== RECORDS TO USE ==
•••••

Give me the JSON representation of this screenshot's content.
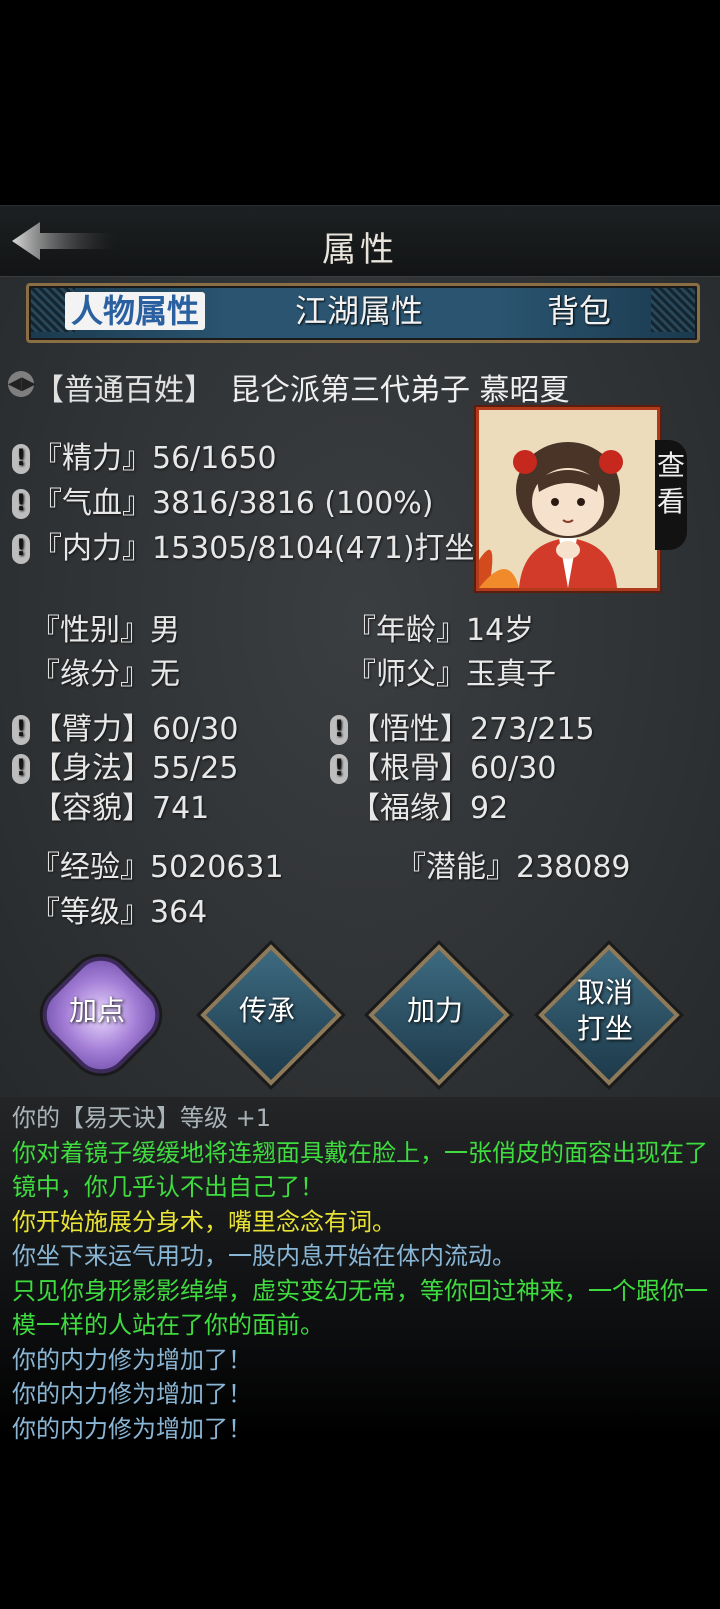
{
  "header": {
    "title": "属性"
  },
  "tabs": [
    {
      "label": "人物属性",
      "active": true
    },
    {
      "label": "江湖属性",
      "active": false
    },
    {
      "label": "背包",
      "active": false
    }
  ],
  "rank": {
    "icon": "speaker-icon",
    "label": "【普通百姓】"
  },
  "identity": "昆仑派第三代弟子 慕昭夏",
  "vitals": [
    {
      "label": "『精力』",
      "value": "56/1650"
    },
    {
      "label": "『气血』",
      "value": "3816/3816 (100%)"
    },
    {
      "label": "『内力』",
      "value": "15305/8104(471)打坐"
    }
  ],
  "view_button": "查\n看",
  "info": {
    "gender": {
      "label": "『性别』",
      "value": "男"
    },
    "age": {
      "label": "『年龄』",
      "value": "14岁"
    },
    "fate": {
      "label": "『缘分』",
      "value": "无"
    },
    "master": {
      "label": "『师父』",
      "value": "玉真子"
    }
  },
  "attributes": {
    "strength": {
      "label": "【臂力】",
      "value": "60/30"
    },
    "comprehension": {
      "label": "【悟性】",
      "value": "273/215"
    },
    "agility": {
      "label": "【身法】",
      "value": "55/25"
    },
    "constitution": {
      "label": "【根骨】",
      "value": "60/30"
    },
    "appearance": {
      "label": "【容貌】",
      "value": "741"
    },
    "fortune": {
      "label": "【福缘】",
      "value": "92"
    }
  },
  "progress": {
    "exp": {
      "label": "『经验』",
      "value": "5020631"
    },
    "potential": {
      "label": "『潜能』",
      "value": "238089"
    },
    "level": {
      "label": "『等级』",
      "value": "364"
    }
  },
  "actions": [
    {
      "label": "加点"
    },
    {
      "label": "传承"
    },
    {
      "label": "加力"
    },
    {
      "label": "取消\n打坐"
    }
  ],
  "log": [
    {
      "text": "你的【易天诀】等级 +1",
      "color": "gray"
    },
    {
      "text": "你对着镜子缓缓地将连翘面具戴在脸上，一张俏皮的面容出现在了镜中，你几乎认不出自己了！",
      "color": "green"
    },
    {
      "text": "你开始施展分身术，嘴里念念有词。",
      "color": "yellow"
    },
    {
      "text": "你坐下来运气用功，一股内息开始在体内流动。",
      "color": "blue"
    },
    {
      "text": "只见你身形影影绰绰，虚实变幻无常，等你回过神来，一个跟你一模一样的人站在了你的面前。",
      "color": "green"
    },
    {
      "text": "你的内力修为增加了！",
      "color": "blue"
    },
    {
      "text": "你的内力修为增加了！",
      "color": "blue"
    },
    {
      "text": "你的内力修为增加了！",
      "color": "blue"
    }
  ],
  "colors": {
    "active_tab_text": "#2a5fa0",
    "log_green": "#3fdc3f",
    "log_yellow": "#e8e234",
    "log_blue": "#8ab6d6"
  }
}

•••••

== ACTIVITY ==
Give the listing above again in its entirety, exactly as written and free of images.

== WRITTEN RESPONSE ==
Give me the JSON representation of this screenshot's content.
{
  "header": {
    "title": "属性"
  },
  "tabs": [
    {
      "label": "人物属性",
      "active": true
    },
    {
      "label": "江湖属性",
      "active": false
    },
    {
      "label": "背包",
      "active": false
    }
  ],
  "rank": {
    "icon": "speaker-icon",
    "label": "【普通百姓】"
  },
  "identity": "昆仑派第三代弟子 慕昭夏",
  "vitals": [
    {
      "label": "『精力』",
      "value": "56/1650"
    },
    {
      "label": "『气血』",
      "value": "3816/3816 (100%)"
    },
    {
      "label": "『内力』",
      "value": "15305/8104(471)打坐"
    }
  ],
  "view_button": "查\n看",
  "info": {
    "gender": {
      "label": "『性别』",
      "value": "男"
    },
    "age": {
      "label": "『年龄』",
      "value": "14岁"
    },
    "fate": {
      "label": "『缘分』",
      "value": "无"
    },
    "master": {
      "label": "『师父』",
      "value": "玉真子"
    }
  },
  "attributes": {
    "strength": {
      "label": "【臂力】",
      "value": "60/30"
    },
    "comprehension": {
      "label": "【悟性】",
      "value": "273/215"
    },
    "agility": {
      "label": "【身法】",
      "value": "55/25"
    },
    "constitution": {
      "label": "【根骨】",
      "value": "60/30"
    },
    "appearance": {
      "label": "【容貌】",
      "value": "741"
    },
    "fortune": {
      "label": "【福缘】",
      "value": "92"
    }
  },
  "progress": {
    "exp": {
      "label": "『经验』",
      "value": "5020631"
    },
    "potential": {
      "label": "『潜能』",
      "value": "238089"
    },
    "level": {
      "label": "『等级』",
      "value": "364"
    }
  },
  "actions": [
    {
      "label": "加点"
    },
    {
      "label": "传承"
    },
    {
      "label": "加力"
    },
    {
      "label": "取消\n打坐"
    }
  ],
  "log": [
    {
      "text": "你的【易天诀】等级 +1",
      "color": "gray"
    },
    {
      "text": "你对着镜子缓缓地将连翘面具戴在脸上，一张俏皮的面容出现在了镜中，你几乎认不出自己了！",
      "color": "green"
    },
    {
      "text": "你开始施展分身术，嘴里念念有词。",
      "color": "yellow"
    },
    {
      "text": "你坐下来运气用功，一股内息开始在体内流动。",
      "color": "blue"
    },
    {
      "text": "只见你身形影影绰绰，虚实变幻无常，等你回过神来，一个跟你一模一样的人站在了你的面前。",
      "color": "green"
    },
    {
      "text": "你的内力修为增加了！",
      "color": "blue"
    },
    {
      "text": "你的内力修为增加了！",
      "color": "blue"
    },
    {
      "text": "你的内力修为增加了！",
      "color": "blue"
    }
  ],
  "colors": {
    "active_tab_text": "#2a5fa0",
    "log_green": "#3fdc3f",
    "log_yellow": "#e8e234",
    "log_blue": "#8ab6d6"
  }
}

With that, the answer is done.